A TEACHER with a string of driving convictions who was jailed for carrying a knife has been banned from the profession.

Peter Clemenson, 47, of Shoebury Road, Southend, was a teacher at South Essex College until 2011 before he moved to the Lower Basildon Academy.

The National College for Teaching and Leadership (NCTL) noted how Clemenson picked up his first conviction, for failing to stop at the scene of an accident, in October 2007.

He was also convicted for failing to provide a sample for analysis, resulting in a two year disqualification, a £750 fine and an order to pay £90 costs.

In September 2012, Clemenson was convicted of drink-driving and banned for three years, and fined £450 with £85 costs and a £15 victim surcharge.

However, it was his conviction in March last year for possession of a knife in a public place on July 15, 2014, that led to a jail sentence of eight weeks, a £500 costs order and an £85 victim surcharge.

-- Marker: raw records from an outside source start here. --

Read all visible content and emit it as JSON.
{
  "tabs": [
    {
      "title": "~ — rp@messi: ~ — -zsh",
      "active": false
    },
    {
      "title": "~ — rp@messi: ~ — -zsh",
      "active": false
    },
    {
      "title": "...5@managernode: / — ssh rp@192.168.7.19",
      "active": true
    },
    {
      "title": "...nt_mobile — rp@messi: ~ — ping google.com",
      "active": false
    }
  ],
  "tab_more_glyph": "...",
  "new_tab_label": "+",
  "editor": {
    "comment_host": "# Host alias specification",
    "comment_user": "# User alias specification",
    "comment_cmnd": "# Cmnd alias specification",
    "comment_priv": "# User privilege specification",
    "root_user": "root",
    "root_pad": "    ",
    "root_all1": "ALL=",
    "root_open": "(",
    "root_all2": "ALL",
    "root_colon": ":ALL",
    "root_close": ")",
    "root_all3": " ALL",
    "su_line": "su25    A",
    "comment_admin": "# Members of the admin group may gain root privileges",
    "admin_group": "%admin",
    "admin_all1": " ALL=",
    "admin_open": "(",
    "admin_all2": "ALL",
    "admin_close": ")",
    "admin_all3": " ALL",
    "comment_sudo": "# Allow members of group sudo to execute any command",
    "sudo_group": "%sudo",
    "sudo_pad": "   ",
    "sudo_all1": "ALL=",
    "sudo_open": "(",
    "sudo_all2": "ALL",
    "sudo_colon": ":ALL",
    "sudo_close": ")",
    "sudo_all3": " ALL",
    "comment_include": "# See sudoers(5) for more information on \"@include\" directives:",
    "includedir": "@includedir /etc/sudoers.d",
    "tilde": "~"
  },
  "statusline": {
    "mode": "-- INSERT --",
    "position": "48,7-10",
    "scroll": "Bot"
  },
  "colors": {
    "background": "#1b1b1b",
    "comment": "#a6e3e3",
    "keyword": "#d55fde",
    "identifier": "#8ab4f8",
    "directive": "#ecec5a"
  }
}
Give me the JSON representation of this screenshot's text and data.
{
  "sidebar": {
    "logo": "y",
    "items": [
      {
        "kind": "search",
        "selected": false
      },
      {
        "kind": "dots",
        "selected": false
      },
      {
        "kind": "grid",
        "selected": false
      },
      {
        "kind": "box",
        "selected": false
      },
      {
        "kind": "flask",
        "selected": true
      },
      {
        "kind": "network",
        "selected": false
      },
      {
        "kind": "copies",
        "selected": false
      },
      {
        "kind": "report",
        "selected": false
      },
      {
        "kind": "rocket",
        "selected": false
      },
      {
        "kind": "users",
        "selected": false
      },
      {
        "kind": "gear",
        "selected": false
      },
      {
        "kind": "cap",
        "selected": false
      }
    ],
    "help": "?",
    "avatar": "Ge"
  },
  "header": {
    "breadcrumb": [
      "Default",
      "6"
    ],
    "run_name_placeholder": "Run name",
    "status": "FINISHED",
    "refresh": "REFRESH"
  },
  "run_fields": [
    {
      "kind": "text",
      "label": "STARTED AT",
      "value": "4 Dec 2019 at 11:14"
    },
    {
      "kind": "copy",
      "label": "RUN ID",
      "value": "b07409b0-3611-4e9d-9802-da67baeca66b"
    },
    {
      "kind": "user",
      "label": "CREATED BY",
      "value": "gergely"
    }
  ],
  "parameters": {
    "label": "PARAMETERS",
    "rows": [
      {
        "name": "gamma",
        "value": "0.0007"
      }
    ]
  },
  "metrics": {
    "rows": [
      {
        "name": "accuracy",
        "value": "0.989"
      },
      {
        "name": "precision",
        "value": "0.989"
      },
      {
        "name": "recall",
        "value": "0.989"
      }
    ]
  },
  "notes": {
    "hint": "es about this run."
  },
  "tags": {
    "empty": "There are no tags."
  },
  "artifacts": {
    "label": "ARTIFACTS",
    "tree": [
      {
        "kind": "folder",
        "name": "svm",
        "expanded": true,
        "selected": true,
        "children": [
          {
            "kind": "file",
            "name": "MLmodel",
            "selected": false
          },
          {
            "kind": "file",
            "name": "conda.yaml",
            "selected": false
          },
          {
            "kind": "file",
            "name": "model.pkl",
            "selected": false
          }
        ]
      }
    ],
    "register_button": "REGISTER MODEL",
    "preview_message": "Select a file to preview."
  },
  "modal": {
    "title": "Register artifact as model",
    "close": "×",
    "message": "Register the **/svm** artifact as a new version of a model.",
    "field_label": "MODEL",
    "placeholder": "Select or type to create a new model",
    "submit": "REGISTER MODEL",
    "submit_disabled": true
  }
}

Clemenson also received another two weeks, concurrent, because he failed to surrender to bail.

The NCTL panel found he had failed to uphold public trust in the profession and maintain high standards of ethics and behaviour.

In a report, Jayne Millions, NCTL decision-maker, said: “The panel noted that the behaviour involved in committing the offences could have had an impact on the safety of members of the public, particularly in relation to driving whilst under the influence of excess levels of alcohol.

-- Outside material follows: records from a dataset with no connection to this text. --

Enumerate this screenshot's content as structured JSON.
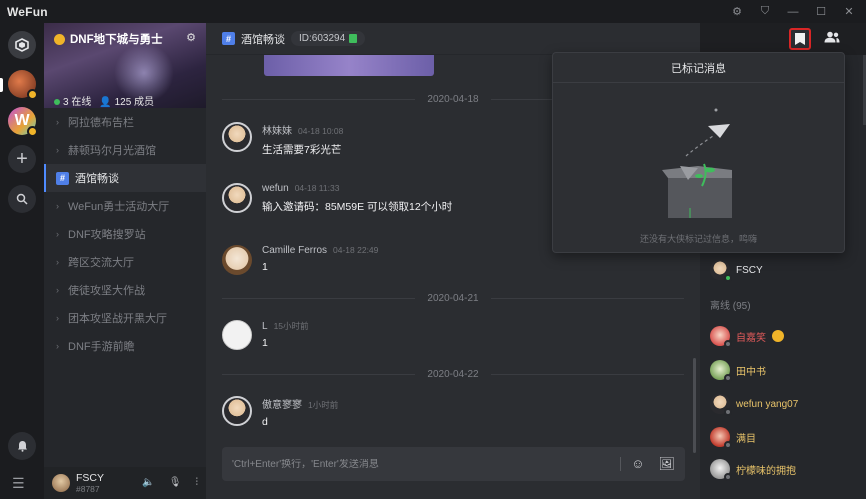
{
  "app": {
    "title": "WeFun"
  },
  "window_controls": [
    "⚙",
    "⛉",
    "—",
    "☐",
    "✕"
  ],
  "server": {
    "name": "DNF地下城与勇士",
    "online": "3 在线",
    "members": "125 成员"
  },
  "channels": [
    {
      "label": "阿拉德布告栏",
      "active": false
    },
    {
      "label": "赫顿玛尔月光酒馆",
      "active": false
    },
    {
      "label": "酒馆畅谈",
      "active": true
    },
    {
      "label": "WeFun勇士活动大厅",
      "active": false
    },
    {
      "label": "DNF攻略搜罗站",
      "active": false
    },
    {
      "label": "跨区交流大厅",
      "active": false
    },
    {
      "label": "使徒攻坚大作战",
      "active": false
    },
    {
      "label": "团本攻坚战开黑大厅",
      "active": false
    },
    {
      "label": "DNF手游前瞻",
      "active": false
    }
  ],
  "current_user": {
    "name": "FSCY",
    "id": "#8787"
  },
  "chat": {
    "channel_title": "酒馆畅谈",
    "channel_id": "ID:603294",
    "dates": [
      "2020-04-18",
      "2020-04-21",
      "2020-04-22"
    ],
    "messages": [
      {
        "author": "林妹妹",
        "time": "04-18 10:08",
        "text": "生活需要7彩光芒"
      },
      {
        "author": "wefun",
        "time": "04-18 11:33",
        "text": "输入邀请码：85M59E 可以领取12个小时"
      },
      {
        "author": "Camille Ferros",
        "time": "04-18 22:49",
        "text": "1"
      },
      {
        "author": "L",
        "time": "15小时前",
        "text": "1"
      },
      {
        "author": "傲意寥寥",
        "time": "1小时前",
        "text": "d"
      }
    ],
    "composer_placeholder": "'Ctrl+Enter'换行，'Enter'发送消息"
  },
  "popover": {
    "title": "已标记消息",
    "empty_text": "还没有大侠标记过信息，鸣嗨"
  },
  "members": {
    "online_member": "FSCY",
    "offline_label": "离线 (95)",
    "offline": [
      {
        "name": "自嘉笑",
        "color": "#e05a5a"
      },
      {
        "name": "田中书",
        "color": "#e9c46a"
      },
      {
        "name": "wefun yang07",
        "color": "#e9c46a"
      },
      {
        "name": "满目",
        "color": "#e9c46a"
      },
      {
        "name": "柠檬味的拥抱",
        "color": "#e9c46a"
      }
    ]
  },
  "colors": {
    "accent": "#4f8bff",
    "highlight_border": "#d92626",
    "online": "#3fbd5c"
  }
}
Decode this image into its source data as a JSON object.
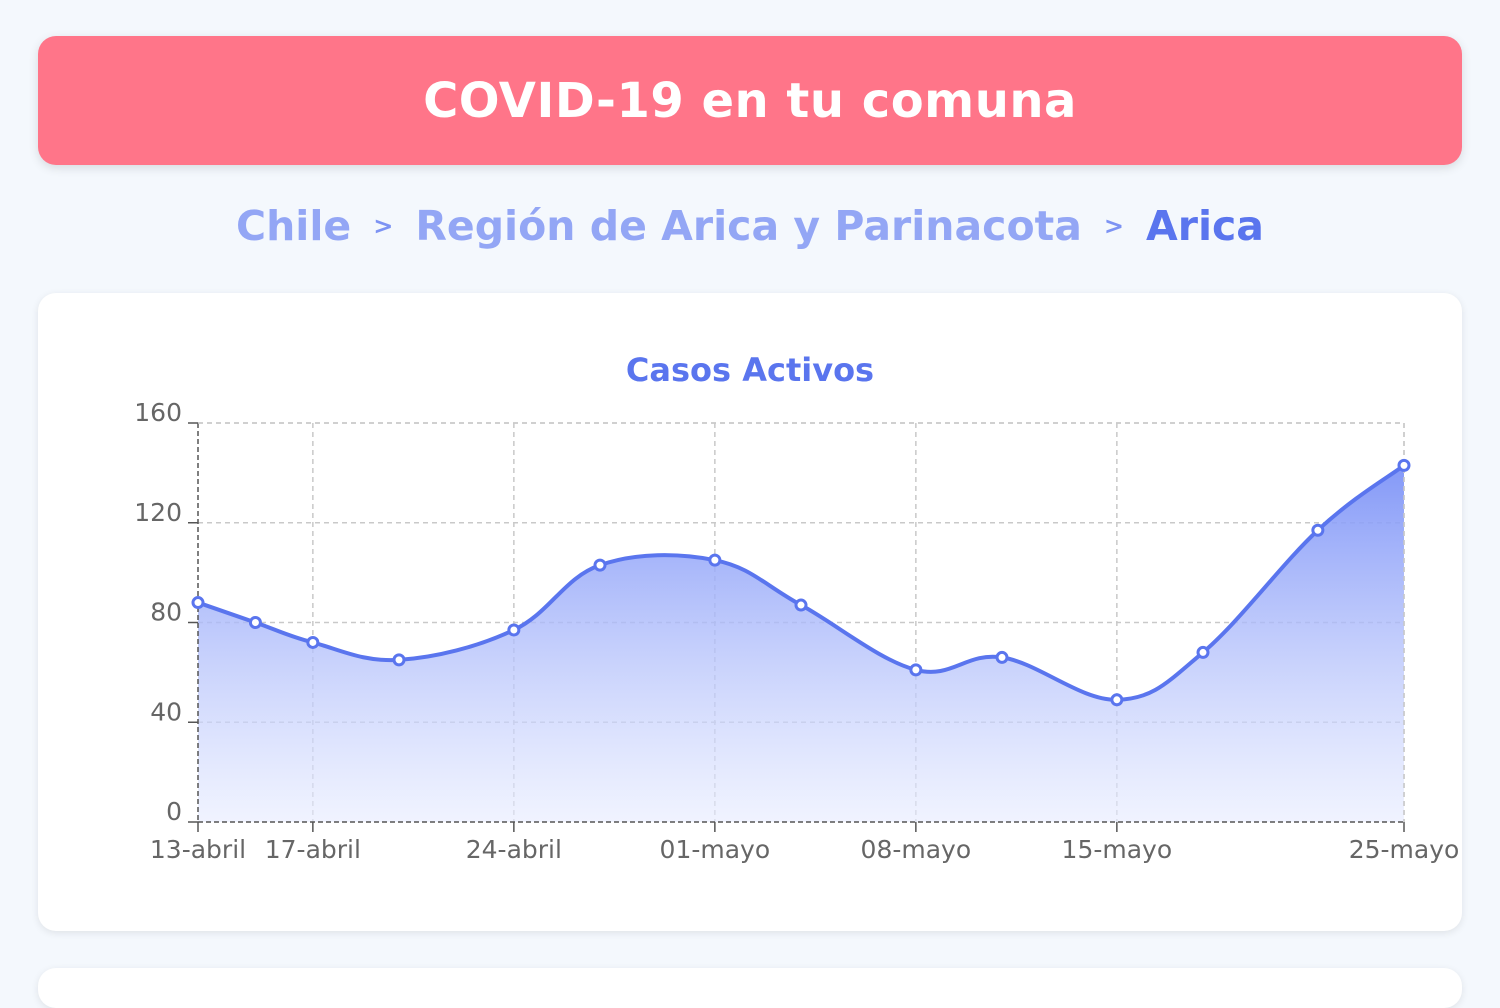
{
  "header": {
    "title": "COVID-19 en tu comuna"
  },
  "breadcrumb": {
    "items": [
      "Chile",
      "Región de Arica y Parinacota",
      "Arica"
    ],
    "separator": ">"
  },
  "colors": {
    "banner": "#ff7589",
    "accent": "#5a75ee",
    "breadcrumb_link": "#93a6f5"
  },
  "chart_data": {
    "type": "area",
    "title": "Casos Activos",
    "xlabel": "",
    "ylabel": "",
    "x": [
      "13-abril",
      "15-abril",
      "17-abril",
      "20-abril",
      "24-abril",
      "27-abril",
      "01-mayo",
      "04-mayo",
      "08-mayo",
      "11-mayo",
      "15-mayo",
      "18-mayo",
      "22-mayo",
      "25-mayo"
    ],
    "values": [
      88,
      80,
      72,
      65,
      77,
      103,
      105,
      87,
      61,
      66,
      49,
      68,
      117,
      143
    ],
    "ylim": [
      0,
      160
    ],
    "yticks": [
      0,
      40,
      80,
      120,
      160
    ],
    "xtick_labels": [
      "13-abril",
      "17-abril",
      "24-abril",
      "01-mayo",
      "08-mayo",
      "15-mayo",
      "25-mayo"
    ],
    "grid": true,
    "line_color": "#5a75ee"
  }
}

“The panel has also taken account of how the teaching profession is viewed by others.

“The panel considered that Mr Clemenson’s behaviour in committing the offences could affect the public confidence in the teaching profession given the influence that teachers may have on pupils, parents and others in the community.

“The panel has noted that Mr Clemenson’s behaviour has ultimately led to him receiving a sentence of imprisonment which is indicative of the seriousness of the offences committed.”

Clemenson worked for the school between September 2012 until March 2013.

The report said Clemenson’s five convictions suggested a “repetitive pattern of behaviour.”

It said: “The panel has found that the seriousness of the offending behaviour that led to the convictions is relevant to Mr Clemenson’s ongoing suitability to teach.

“The panel considers that a finding that these convictions are relevant offences is necessary to reaffirm clear standards of conduct so as to maintain public confidence in the teaching profession.”

Although Clemenson admitted all the offences, he said he was suffering from poor health at the time and is now receiving treatment.

He can apply for a review of the decision in 2021.